Did 2020 make a Netflix-bingeing, attention-suffering, lapsed-reader out of you? Absolutely no judgement if it did, these are 'unprecedented' times after all. But you love reading, we know, and want to get back into it. And if there's one thing that begets reading, it's, well, reading!
We asked the WellRead community what books they'd suggest to someone trying to get back into reading and they delivered with some doozies. Below are 10 recommendations that will help you to love reading once again.
Sorrow and Bliss by Meg Mason
Spiky, sharp, intriguingly dark and tender, full of pathos, fury and wit, Sorrow and Bliss by Meg Mason is a dazzling, distinctive novel from a boldly talented writer. For fans of Sally Rooney, Taffy Brodesser-Akner and Fleabag.
The Yield by Tara June Winch
Profoundly moving and exquisitely written, Tara June Winch’s The Yield is the story of a people and a culture dispossessed. But it is as much a celebration of what was and what endures, and a powerful reclaiming of Indigenous language, storytelling and identity.
The Vanishing Half by Brit Bennett

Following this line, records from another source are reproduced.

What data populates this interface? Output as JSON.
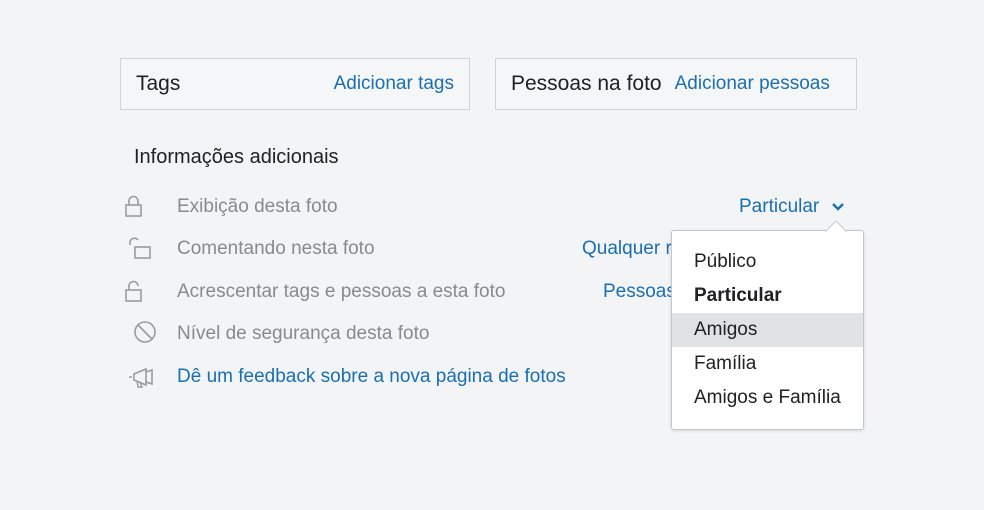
{
  "tags_box": {
    "title": "Tags",
    "link": "Adicionar tags"
  },
  "people_box": {
    "title": "Pessoas na foto",
    "link": "Adicionar pessoas"
  },
  "section": {
    "title": "Informações adicionais"
  },
  "rows": [
    {
      "icon": "lock-icon",
      "label": "Exibição desta foto",
      "value": "Particular"
    },
    {
      "icon": "unlock-icon",
      "label": "Comentando nesta foto",
      "value": "Qualquer r"
    },
    {
      "icon": "lock-open-icon",
      "label": "Acrescentar tags e pessoas a esta foto",
      "value": "Pessoas"
    },
    {
      "icon": "prohibited-icon",
      "label": "Nível de segurança desta foto"
    },
    {
      "icon": "megaphone-icon",
      "label": "Dê um feedback sobre a nova página de fotos"
    }
  ],
  "dropdown": {
    "options": [
      {
        "label": "Público"
      },
      {
        "label": "Particular",
        "selected": true
      },
      {
        "label": "Amigos",
        "hover": true
      },
      {
        "label": "Família"
      },
      {
        "label": "Amigos e Família"
      }
    ]
  },
  "colors": {
    "link": "#1a6fb3",
    "muted": "#898a8d",
    "text": "#212124",
    "background": "#f3f4f6",
    "hover": "#dfe3e6"
  }
}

Weaving together multiple strands and generations of this family, from the Deep South to California, from the 1950s to the 1990s, Brit Bennett produces a story that is at once a riveting, emotional family story and a brilliant exploration of the American history of passing. Looking well beyond issues of race, The Vanishing Half considers the lasting influence of the past as it shapes a person’s decisions, desires, and expectations, and explores some of the multiple reasons and realms in which people sometimes feel pulled to live as something other than their origins.
Writers & Lovers by Lily King
Lily King’s Writers & Lovers follows Casey in the last days of a long youth, a time when everything - her family, her work, her relationships - comes to a crisis. Hugely moving and impossibly funny, it is a transfixing novel that explores the terrifying and exhilarating leap between the end of one phase of life and the beginning of another. It is a novel about love and creativity, and ultimately it captures the moment when a woman becomes an artist.
Expectation by Anna Hope
What happened to the women we were supposed to become? Hannah, Cate and Lissa are young, vibrant and inseparable. Living on the edge of a common in East London, their shared world is ablaze with art and activism, romance and revelry - and the promise of everything to come. They are electric. They are the best of friends.
Such a Fun Age by Kiley Reid
With empathy and piercing social commentary, Such a Fun Age explores the awkwardness of transactional relationships, what it means to make someone 'family', the complicated reality of being a grown-up and the consequences of doing the right thing for the wrong reason.
Luster by Raven Leilani
Razor sharp. provocatively page-turning and surprisingly tender, Luster is a painfully funny coming-of-age story told by a fresh new voice.
Talking It Over by Julian Barnes
Talking it Over is a brilliant and intimate account of love’s vicissitudes. It begins as a comedy of misunderstanding, then slowly darkens and deepens, drawing us compellingly into the quagmires of the heart.
Normal People by Sally Rooney
This is an exquisite love story about how a person can change another person’s life - a simple yet profound realisation that unfolds beautifully over the course of the novel. It tells us how difficult it is to talk about how we feel and it tells us - blazingly - about cycles of domination, legitimacy and privilege. Alternating menace with overwhelming tenderness, Sally Rooney’s second novel breathes fiction with new life.
Anything by Nora Ephron
Anything by Nora Ephron is a joy, but perhaps start with her autobiographical novel Heartburn, a roller coaster of love, betrayal, loss and - most satisfyingly - revenge.